Most of us, at one time or other, have been given the advice “listen to your doctor.” We agree completely, but not the way you think.
It is amazing how many medical doctors and PhD’s in our community are runners. We know running makes you smarter, but in this case it’s the running that comes AFTER the education. These educated individuals know that running is healthy and improves quality of life so they become runners.
So when we “listen to our doctor”, we are usually running beside them, rather than being treated for an illness in their office. Some of our best running advice comes from their experience as a runner.
It’s not the usual advice you would see in any running magazine. They may not even remember dispensing this advice and they certainly didn’t charge us for it, but it has certainly made a difference in our running lifes.
Doctor of Chiropractic, Jay Cook, suggests that as you get older you should always put on and take off your socks standing up. This promotes balance and strength as you are forced to stand on one leg or the other.
He also recommends a subtle technique that we use while running. When you are tired during a run or race, mentally think of relaxing each leg when you lift it between ground strikes. Try this; it really works to give you extra energy during a tough run.
Dr. Jay is the first person that recommended cold water immersion after a long run to speed recovery. After the Saturday morning Carmel run, Jay always wanders in the ocean at Carmel Beach to promote healing his legs. Make sure you take your shoes off before doing this and don’t go too deep.
Dr. Marc Lieberman, when asked how to run a fast race, always says “go out as fast as you can for the first half and then come back faster the second half.” We learned that total effort is required to run a fast race. You have to commit early and pay the consequences by feeling some pain in order to do your best.
Dr. Lieberman, during training runs, is known for grumbling about how tired he is, but always seems to have enough energy to run as fast as he can in the last mile. He says it’s “the horse smells the barn” technique and it definitely makes you a tougher and better runner to try to run hard when you are tired near the end of any run.
Dr. Les Waddel, also a Doctor of Chiropractic, suggests self massage for preventing injuries. We both have tight muscles and Dr. Waddel, many years ago, suggested that after a run it’s great to massage your own muscles that chronically get tight, like the calfs and hamstrings. This promotes blood flow to the area, breaks up scar tissue, and loosens up tight tissue after a run. Don’t care about what people think when they see you doing this. This self-love definitely keeps you injury free.

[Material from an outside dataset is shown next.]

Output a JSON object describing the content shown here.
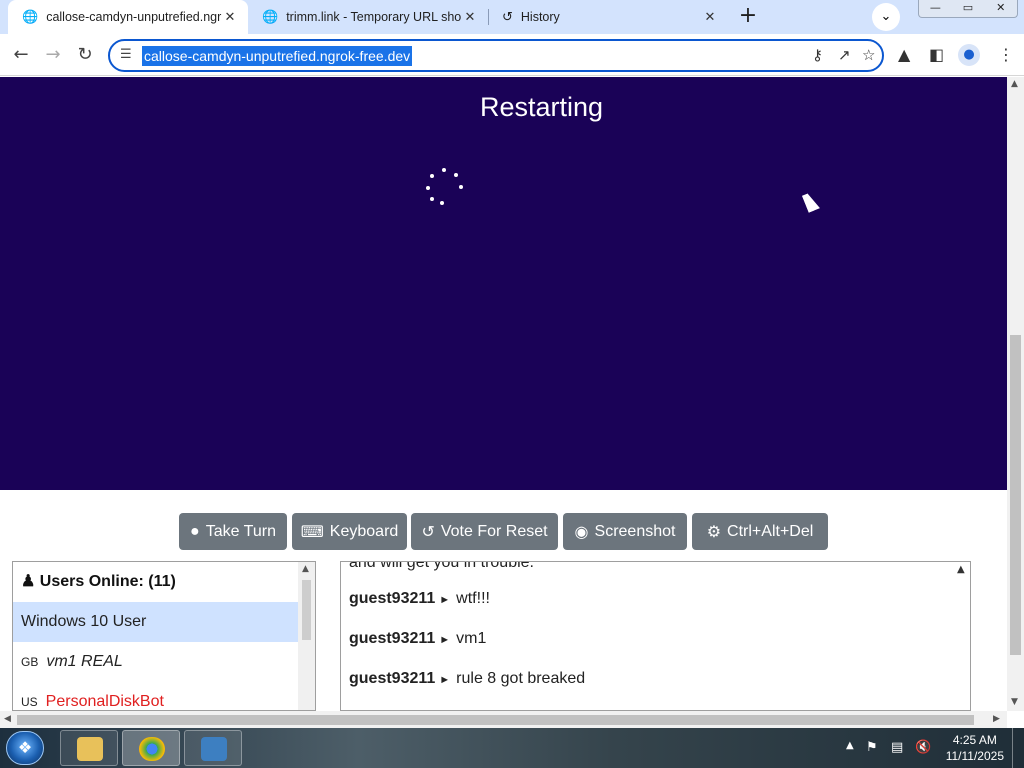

PhD Jon Geller, is a true student of the sport and is always up to date on the most current and scientific training methods. His source? The internet – Flocast.com . Yes – take a look at Flocast for videos of elite runners and how they train. You can incorporate it into your own training. There are workouts, drills, exercises, nutrition, and a lot of other tips. You can’t run as fast as these elites but you can certainly watch them and learn.
Dr. John Ellison is a medical doctor you want to run with but you definitely don’t want to see him anywhere else. He’s in the emergency room at CHOMP and is the Big Sur Marathon’s chief doctor in the medical tent. The most frequent running problem he sees is dehydration. According to Dr. Ellison make sure you hydrate correctly; not too little and not too much.
Dr. Don King, and PhD Jim Eagle, are the yin and yang of local runners. Dr. King is Mr. Downhill and Dr. Eagle is Mr. Uphill. Dr. King is known for speeding up to warp speed on every downhill while yelling, “no more lolligagging”. Dr. Eagle is known as Mr. Hill Surge and makes a point of running hard on every uphill. He leaves everyone else behind him yelling four letter words. These surging techniques, both up and down hill, really help prepare your legs for marathons and other races.
PhD Doug Colton was the first to recognize that when a runner talked about something that made them angry or agitated they started running faster. We’re sure that you have all noticed that when a running friend starts talking about politics or work or a bad date they naturally speed up; sometimes when particularly agitated your running partner can even exhibit Olympic speed. Dr. Colton realized that he could use this to his advantage in races so he consciously thought of things that made him angry. Try this in your next race and we guarantee a P.R.
Dr. Catherine Hambley is a clinical psychologist and a “super” mom. With four active kids she still manages to balance being a wife, mom, having a career, and running. How does she do it? Dr. Hambley says that Running provides the outlet, health, and energy to make her better at all her other activities. She gets much needed alone and reflective time as well. She prescribes running to her patients and to everyone else as well.
PhD Glynn Wood has been running for 60 years. When you receive an e-mail or letter from Dr. Wood the complimentary closing he uses is “run run run”. So instead of “sincerely”, Glynn Wood, it says “run run run”, Glynn Wood. This closing has all sorts of meaning. It is Dr. Wood’s way of saying keep running, stay healthy, be your best, enjoy your life, do good things for your body, I share your passion, and love. What better way to end a letter and a Running Life column.
Run, Run, Run.